take for returning an arbitrary list of elements along a specified axis.
Standardizing this API was a high priority request among downstream array API
consumers, such as scikit-learn, which commonly use
take for sampling
multi-dimensional arrays. And one other notable addition was the inclusion of
isdtype, which provides a consistent API across array libraries for testing
whether a provided data type is of a specified data type kind–something that,
prior to this specification, was widely divergent across array libraries, thus
isdtype a definite ergonomic and portability win.
The full list of API additions, updates, and errata can be found in the specification changelog.
Facilitating Array API Adoption
Array API adoption requires buy-in from both array libraries and the downstream consumers of those libraries. As such, adoption faces two key challenges. First, to facilitate development, array libraries need a robust mechanism for determining whether they are specification compliant. Second, while array libraries work to become fully specification compliant, downstream libraries need to be able to target a stable compatibility layer in order to smooth over subtle differences in array library behavior.
To address the first challenge, we’ve released a comprehensive portable test suite built on Pytest and Hypothesis for testing Array API Standard compliance. The test suite supports custom configurations in order to accommodate library-specific specification deviations and supports vendoring, thus allowing array libraries to easily include the test suite alongside their existing tests. Upon running the test suite, the test suite provides a detailed overview of specification compliance, providing a handy benchmark as array libraries work to iteratively improve their compliance score.
To address the second challenge, we’ve released an array compatibility layer which provides a small wrapper around existing array libraries to ensure Array API Standard compliant behavior. Using the compatibility layer is as simple as updating your imports. For example, instead of
import numpy as np
import array_api_compat.numpy as np
And instead of
import cupy as cp
import array_api_compat.cupy as cp
Each import includes all the functions from the normal NumPy or CuPy namespace, with the exception that functions having counterparts in the Array API Standard are wrapped to ensure specification-compliant behavior.
Currently, the compatibility layer supports NumPy, CuPy, and PyTorch, but we’re hoping to extend support to additional array libraries in the year ahead. In the meantime, if you’re an array library consumer, we’d love to get your feedback. To get started, install from PyPI
pip install array-api-compat
and take it for a spin! If you encounter any issues, please be sure to let us know over on the library issue tracker.
The Road Ahead
So what’s in store for 2023?! The primary theme for 2023 is adoption, adoption, and more adoption. We’re deeply committed to ensuring the success of this Consortium and to improving the landscape of array computing within the PyData ecosystem.

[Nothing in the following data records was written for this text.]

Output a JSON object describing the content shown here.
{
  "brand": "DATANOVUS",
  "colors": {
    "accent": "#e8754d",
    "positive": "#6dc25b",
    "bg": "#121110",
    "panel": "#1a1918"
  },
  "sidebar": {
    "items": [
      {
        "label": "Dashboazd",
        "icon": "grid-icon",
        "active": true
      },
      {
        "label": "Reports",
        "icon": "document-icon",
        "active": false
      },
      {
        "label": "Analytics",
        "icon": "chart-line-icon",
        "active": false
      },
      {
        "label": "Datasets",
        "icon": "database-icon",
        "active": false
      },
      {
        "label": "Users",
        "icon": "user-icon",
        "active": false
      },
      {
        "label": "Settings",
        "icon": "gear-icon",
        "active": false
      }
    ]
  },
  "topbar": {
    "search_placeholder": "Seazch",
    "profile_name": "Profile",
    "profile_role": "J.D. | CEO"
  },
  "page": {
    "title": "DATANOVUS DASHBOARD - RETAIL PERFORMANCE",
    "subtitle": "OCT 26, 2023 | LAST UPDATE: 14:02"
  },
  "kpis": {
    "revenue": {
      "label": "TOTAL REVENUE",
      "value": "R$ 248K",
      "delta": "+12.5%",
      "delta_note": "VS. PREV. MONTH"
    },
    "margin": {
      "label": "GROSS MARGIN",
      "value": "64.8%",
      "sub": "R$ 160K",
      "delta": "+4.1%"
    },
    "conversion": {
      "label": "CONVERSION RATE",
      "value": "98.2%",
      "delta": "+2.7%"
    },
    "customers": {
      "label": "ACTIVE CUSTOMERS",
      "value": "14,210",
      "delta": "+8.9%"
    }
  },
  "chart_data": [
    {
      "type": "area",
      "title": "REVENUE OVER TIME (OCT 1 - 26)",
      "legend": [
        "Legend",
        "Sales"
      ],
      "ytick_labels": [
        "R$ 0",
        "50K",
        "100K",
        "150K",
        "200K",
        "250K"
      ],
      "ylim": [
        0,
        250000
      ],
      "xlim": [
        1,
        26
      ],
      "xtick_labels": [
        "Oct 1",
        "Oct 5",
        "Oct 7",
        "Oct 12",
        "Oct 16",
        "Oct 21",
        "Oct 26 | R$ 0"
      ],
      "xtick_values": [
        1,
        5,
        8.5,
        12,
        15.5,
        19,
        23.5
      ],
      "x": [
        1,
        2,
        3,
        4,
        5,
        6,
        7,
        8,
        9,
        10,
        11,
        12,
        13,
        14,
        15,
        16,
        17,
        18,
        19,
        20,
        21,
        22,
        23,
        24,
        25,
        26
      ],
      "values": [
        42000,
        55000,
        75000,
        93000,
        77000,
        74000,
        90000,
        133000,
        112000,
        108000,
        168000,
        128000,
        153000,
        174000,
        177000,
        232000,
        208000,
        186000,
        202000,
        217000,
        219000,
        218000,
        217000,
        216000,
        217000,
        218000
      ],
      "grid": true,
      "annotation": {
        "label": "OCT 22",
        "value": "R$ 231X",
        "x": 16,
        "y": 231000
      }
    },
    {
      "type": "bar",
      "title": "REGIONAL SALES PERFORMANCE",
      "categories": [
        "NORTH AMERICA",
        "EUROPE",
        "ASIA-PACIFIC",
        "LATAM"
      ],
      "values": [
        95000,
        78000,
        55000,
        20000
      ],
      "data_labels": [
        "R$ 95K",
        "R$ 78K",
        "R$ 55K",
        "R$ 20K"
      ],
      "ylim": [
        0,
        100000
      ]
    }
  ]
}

While achieving buy-in from array libraries across the ecosystem has been a significant achievement, what is critical for the long-term success of this collective effort is driving adoption among downstream libraries, such as SciPy, scikit-learn, and others, in order to achieve our stated goal of facilitating interoperability among array libraries. In short, we want to unshackle downstream libraries from any one particular array library and provide users of SciPy et al the freedom to use, not just NumPy, but the array library which best makes sense for them and their use cases.
To drive this effort, we’ll be
- working closely with downstream libraries to identify existing pain points and blockers preventing adoption.
- developing a robust set of tools for specification compliance monitoring and reporting.
- extending the array compatibility layer to support additional array libraries and thus further smooth the transition to a shackle-free future.
We’re excited for the year ahead, and we’d love to get your feedback! To provide feedback on the Array API Standard, please open issues or pull requests on https://github.com/data-apis/array-api.